Felix, meanwhile, has been busy with his favorite hobby: listening to opera while painting cock rockets (ahem, “in art, it’s called a phallus, honey”) on bare walls. And then Sarah comes back into her life. Frankly, Felix has every reason to be as resentful as his sister’s shit. Why is each protagonist’s best friend (or in this case, the foster brother) always so selfless? These high-stakes stories, especially on TV, go on for months, if not years, but these characters willingly keep their lives on hold to help the hero. At first the sacrifice seems logical – I mean, what is it you what if you found out that your sister was a science project stalked by two cults and one society? – but after a while the fact that it never seems to cost them anything to do so begins to smell fishy. I’m glad Felix is finally defending himself, not just because he deserves better than being manipulated into helping Sarah get into Club Neolution, being tried for wanting to reunite with her birth parents, and just being abandoned. minutes after Sarah insists she’s the only family she should care about – but also because “Transgressive Border Crossing” can inspire other showrunners to reconsider the autonomy of their own supporting characters.

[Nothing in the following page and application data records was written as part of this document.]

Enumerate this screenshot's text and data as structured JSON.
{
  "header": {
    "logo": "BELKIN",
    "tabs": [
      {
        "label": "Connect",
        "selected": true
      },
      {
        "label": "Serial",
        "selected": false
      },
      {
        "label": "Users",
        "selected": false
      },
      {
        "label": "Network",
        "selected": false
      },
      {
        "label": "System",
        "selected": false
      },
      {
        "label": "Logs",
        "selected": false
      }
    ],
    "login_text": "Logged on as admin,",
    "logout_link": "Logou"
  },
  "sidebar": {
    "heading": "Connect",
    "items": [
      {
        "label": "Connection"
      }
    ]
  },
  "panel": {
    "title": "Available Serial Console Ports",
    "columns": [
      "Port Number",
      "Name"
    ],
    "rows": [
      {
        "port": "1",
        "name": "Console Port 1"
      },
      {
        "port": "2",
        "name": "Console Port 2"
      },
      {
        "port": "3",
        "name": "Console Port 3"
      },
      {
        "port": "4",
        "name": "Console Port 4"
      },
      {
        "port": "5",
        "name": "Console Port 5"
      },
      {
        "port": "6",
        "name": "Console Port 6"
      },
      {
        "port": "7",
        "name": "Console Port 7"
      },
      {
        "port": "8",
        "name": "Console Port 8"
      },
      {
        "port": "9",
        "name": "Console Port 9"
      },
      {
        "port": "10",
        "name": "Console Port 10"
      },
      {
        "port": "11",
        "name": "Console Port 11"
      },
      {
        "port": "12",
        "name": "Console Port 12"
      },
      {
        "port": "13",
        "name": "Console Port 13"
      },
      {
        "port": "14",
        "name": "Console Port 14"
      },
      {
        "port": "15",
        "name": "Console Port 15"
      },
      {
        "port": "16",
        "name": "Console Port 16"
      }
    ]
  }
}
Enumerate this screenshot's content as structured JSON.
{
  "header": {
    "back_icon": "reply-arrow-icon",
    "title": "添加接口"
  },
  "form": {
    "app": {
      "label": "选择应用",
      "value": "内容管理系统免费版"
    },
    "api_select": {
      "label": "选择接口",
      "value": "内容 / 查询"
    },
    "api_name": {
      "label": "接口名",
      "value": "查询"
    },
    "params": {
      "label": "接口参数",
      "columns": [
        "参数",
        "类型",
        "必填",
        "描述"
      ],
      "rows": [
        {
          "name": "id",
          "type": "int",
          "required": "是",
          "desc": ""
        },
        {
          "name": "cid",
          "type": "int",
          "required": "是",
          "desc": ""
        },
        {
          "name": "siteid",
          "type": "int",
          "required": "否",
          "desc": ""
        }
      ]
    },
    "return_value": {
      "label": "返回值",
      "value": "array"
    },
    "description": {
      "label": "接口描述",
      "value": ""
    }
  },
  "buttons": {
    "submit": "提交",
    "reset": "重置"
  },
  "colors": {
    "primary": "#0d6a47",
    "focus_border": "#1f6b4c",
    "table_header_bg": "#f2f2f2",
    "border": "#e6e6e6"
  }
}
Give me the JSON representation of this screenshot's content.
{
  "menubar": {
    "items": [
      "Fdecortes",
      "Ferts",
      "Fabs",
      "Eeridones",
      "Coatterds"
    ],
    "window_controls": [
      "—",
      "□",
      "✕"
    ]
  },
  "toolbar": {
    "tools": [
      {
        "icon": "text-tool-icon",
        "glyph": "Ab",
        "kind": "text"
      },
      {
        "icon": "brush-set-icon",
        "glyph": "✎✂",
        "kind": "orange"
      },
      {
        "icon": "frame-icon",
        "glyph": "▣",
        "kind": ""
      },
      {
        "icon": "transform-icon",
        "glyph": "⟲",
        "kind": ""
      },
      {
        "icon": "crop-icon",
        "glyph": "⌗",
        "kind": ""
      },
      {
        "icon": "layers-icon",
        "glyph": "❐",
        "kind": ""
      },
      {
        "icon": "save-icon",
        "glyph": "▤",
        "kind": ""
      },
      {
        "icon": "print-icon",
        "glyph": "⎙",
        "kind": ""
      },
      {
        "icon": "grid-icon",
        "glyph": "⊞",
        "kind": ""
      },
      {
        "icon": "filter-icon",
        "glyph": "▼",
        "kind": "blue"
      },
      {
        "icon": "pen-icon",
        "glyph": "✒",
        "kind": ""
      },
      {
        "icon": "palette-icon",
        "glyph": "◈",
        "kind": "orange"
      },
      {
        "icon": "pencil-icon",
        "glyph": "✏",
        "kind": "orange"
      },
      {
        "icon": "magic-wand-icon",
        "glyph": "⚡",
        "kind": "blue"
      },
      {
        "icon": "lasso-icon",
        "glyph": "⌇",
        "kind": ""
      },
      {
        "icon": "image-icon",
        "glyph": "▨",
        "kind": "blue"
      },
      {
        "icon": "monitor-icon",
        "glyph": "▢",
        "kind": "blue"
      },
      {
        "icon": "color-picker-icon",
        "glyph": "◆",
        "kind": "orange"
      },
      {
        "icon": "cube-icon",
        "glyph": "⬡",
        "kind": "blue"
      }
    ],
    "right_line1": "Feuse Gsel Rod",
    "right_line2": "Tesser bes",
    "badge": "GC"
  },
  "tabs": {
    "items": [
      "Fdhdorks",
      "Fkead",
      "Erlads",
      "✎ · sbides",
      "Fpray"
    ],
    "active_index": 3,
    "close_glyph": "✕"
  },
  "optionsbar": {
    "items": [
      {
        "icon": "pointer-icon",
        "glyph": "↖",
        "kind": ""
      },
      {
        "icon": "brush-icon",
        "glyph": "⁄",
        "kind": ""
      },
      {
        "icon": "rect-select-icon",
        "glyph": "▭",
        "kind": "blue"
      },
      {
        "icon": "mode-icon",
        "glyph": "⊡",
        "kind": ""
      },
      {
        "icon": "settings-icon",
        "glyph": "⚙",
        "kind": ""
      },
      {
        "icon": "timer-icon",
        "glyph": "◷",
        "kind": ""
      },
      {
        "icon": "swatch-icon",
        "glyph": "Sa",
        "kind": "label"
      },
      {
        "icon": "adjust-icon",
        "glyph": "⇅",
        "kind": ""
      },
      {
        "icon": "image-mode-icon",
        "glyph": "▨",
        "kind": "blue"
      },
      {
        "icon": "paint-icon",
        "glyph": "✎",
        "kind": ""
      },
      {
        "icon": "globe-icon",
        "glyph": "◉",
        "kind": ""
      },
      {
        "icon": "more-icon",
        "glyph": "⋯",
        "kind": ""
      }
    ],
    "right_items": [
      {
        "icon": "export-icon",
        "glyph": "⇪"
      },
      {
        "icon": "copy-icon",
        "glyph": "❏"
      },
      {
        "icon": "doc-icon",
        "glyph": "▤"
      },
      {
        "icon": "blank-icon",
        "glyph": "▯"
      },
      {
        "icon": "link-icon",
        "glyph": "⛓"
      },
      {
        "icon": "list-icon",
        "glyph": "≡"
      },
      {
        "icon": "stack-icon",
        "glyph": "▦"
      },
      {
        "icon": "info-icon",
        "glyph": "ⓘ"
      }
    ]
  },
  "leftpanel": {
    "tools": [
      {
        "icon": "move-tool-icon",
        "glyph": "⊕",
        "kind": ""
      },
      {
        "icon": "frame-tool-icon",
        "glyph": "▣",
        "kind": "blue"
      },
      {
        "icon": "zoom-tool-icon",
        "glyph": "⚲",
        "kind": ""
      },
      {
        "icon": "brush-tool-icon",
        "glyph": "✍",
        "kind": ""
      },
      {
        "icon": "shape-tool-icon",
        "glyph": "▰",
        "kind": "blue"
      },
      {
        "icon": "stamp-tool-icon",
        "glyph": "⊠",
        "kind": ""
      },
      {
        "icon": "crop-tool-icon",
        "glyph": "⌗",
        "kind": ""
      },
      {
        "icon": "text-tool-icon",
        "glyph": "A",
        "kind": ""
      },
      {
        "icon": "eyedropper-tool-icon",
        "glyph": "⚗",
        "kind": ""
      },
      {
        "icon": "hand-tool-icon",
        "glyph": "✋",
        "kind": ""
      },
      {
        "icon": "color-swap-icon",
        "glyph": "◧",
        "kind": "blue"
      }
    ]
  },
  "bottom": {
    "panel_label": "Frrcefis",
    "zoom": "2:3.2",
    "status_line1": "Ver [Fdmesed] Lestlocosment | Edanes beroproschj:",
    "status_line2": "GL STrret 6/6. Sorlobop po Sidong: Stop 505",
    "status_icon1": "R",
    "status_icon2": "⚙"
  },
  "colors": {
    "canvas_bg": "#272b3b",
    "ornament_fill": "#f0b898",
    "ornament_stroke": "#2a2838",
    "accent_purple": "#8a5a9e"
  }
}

But Sarah is getting her money’s worth. At the club, another apparently aggrieved Neolutioner takes her for Beth and brings her back to show her a video on her phone, in which a guy is killed by the robot maggot in his cheek when his friends try to destroy him. Guess that’s why they had to cut Capra’s entire cheek. She manages to run away with her phone once he realizes she’s not Beth, which is lucky, as MK texts her seconds later to “meet” her at an empty laundromat. . When she sees Sarah arriving instead, she chooses to call remotely, warning her sestra that knowing more about these maggots “will kill you like it killed Beth”. She tells Sarah that she had met Beth at her home after she returned with her wig and gun covered in someone else’s blood (Detective Neolution, maybe?). Visibly shaken, she’d been avoiding all clone contact for days, and when pressed for more details, she’ll only say she messed it up and they should all stop digging – like that will protect them, LOL .
When MK begged her not to abandon him, Beth just gave her a hug, told her to protect the others, and walked out, presumably to the train station to deal with her disappearance. Then two things happen: Sarah realizes that MK is sitting outside in her car, and the EMS Ghoul Squad shows up, locking the door behind them. They seem ready to kill or kidnap her, but after some deliberation (in German, because of course, it’s German) and a quick finger swipe from her right inner cheek, they realize that she doesn’t is not MK, as assumed previously, and just… let her go? This scares off Sarah’s living bejesus, who returns to the shelter for a self-examination. The final seconds feature the most horror-struck face I’ve seen on a screen since It follows, as Sarah realizes, using a flashlight, that she has a wiggling maggot in her own cheek.
Some modest concerns about the cliffhanger:
- How did Sarah not feel that thing moving in there ?!
- How could the ghoul squad identify it just by rubbing a finger on that spot ?!
- Was it a foreshadowing when Siobhan stopped Sarah from checking out Kira? Besides, was the monkey burning and was Kira mad at Sarah for not letting her see Aunt Alison foreshadowing too?
This nightmarish hell landscape finally gave up all pretexts and went straight to maximum body horror, so I’m going to need these questions answered afterwards in a hurry. Thank you all for being here with me during this dark time.